# Listed records
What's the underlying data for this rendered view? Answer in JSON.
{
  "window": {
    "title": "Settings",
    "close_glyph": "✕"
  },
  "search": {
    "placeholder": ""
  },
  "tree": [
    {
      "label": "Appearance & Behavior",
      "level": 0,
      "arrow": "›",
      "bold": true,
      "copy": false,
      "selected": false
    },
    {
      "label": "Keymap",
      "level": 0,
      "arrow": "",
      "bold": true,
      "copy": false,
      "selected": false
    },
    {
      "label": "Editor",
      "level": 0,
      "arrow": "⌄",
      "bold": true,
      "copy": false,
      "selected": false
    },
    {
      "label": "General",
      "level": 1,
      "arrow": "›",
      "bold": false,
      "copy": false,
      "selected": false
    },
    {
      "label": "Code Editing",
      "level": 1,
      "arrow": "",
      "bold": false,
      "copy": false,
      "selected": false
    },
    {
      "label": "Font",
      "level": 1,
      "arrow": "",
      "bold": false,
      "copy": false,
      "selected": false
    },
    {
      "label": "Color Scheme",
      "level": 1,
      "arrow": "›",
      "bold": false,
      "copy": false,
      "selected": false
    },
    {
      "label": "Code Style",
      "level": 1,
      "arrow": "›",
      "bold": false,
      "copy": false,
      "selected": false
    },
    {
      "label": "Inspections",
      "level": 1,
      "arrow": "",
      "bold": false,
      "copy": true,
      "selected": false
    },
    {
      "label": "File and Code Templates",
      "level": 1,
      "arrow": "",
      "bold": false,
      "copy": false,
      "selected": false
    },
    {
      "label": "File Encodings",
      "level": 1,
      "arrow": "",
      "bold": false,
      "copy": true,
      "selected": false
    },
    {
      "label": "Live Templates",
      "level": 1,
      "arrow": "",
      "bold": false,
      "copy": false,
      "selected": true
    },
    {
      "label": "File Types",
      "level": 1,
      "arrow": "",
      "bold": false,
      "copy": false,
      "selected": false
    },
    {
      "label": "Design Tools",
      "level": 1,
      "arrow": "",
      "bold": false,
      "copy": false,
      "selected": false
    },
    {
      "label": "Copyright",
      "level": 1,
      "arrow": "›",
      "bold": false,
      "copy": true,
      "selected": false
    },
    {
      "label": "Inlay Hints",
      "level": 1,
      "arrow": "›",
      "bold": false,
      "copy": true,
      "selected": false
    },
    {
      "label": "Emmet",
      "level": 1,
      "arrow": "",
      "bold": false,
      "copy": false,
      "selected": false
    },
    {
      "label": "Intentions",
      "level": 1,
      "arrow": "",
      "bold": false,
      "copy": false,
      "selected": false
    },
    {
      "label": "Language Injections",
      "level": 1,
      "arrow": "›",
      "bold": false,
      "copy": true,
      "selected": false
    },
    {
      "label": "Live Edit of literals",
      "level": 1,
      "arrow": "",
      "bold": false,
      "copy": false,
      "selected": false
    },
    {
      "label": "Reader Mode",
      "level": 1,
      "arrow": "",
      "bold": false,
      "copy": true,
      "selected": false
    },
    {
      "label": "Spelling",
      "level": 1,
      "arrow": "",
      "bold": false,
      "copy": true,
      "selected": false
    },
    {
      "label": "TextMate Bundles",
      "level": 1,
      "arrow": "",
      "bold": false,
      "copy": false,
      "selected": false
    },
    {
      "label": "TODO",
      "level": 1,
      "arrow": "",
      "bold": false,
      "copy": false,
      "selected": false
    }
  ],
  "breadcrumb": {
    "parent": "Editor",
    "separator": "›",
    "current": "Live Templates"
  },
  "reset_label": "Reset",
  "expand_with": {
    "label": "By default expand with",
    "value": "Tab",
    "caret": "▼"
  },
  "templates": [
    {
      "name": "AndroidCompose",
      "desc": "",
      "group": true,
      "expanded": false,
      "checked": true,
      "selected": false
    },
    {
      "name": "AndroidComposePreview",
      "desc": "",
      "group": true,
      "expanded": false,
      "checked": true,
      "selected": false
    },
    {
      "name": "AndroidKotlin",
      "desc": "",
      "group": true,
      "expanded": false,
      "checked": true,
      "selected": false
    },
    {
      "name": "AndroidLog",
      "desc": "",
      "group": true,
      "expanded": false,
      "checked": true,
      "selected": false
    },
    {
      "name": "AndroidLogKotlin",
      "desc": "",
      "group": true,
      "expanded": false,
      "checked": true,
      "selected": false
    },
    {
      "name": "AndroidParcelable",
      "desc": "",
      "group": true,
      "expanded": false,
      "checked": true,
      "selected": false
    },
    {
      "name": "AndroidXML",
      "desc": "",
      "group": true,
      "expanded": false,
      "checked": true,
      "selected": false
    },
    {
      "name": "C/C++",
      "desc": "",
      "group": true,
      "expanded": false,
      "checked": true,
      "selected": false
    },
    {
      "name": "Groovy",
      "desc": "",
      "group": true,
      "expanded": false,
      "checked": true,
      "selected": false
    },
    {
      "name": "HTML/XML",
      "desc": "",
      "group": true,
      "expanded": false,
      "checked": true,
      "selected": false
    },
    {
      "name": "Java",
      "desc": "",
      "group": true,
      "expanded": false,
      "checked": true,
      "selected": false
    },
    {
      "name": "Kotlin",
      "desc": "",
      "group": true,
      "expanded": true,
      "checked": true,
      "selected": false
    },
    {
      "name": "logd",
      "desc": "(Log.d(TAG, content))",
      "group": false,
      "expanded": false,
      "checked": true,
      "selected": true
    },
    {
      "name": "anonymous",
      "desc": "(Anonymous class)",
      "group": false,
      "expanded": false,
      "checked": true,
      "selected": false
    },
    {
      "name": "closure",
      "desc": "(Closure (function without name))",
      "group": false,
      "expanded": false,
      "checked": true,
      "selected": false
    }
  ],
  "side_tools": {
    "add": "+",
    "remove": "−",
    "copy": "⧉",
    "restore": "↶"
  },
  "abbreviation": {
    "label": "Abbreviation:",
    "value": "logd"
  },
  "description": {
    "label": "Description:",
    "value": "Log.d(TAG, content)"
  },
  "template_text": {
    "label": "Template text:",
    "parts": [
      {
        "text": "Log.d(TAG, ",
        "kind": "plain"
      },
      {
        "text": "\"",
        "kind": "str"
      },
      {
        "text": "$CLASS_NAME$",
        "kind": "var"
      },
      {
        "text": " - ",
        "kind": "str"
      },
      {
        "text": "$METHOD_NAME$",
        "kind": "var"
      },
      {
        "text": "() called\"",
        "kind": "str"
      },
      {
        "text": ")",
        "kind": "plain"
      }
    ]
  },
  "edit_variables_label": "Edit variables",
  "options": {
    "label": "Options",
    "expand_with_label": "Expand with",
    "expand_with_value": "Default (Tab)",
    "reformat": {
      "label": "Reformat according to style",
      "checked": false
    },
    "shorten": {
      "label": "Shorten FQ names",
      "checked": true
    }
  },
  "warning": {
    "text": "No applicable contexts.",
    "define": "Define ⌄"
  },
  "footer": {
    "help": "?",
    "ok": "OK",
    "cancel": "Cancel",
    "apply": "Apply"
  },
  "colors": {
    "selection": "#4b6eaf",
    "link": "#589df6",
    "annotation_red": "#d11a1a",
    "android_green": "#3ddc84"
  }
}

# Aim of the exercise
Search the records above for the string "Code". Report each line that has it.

# Exercise solution
      "label": "Code Editing",
      "label": "Code Style",
      "label": "File and Code Templates",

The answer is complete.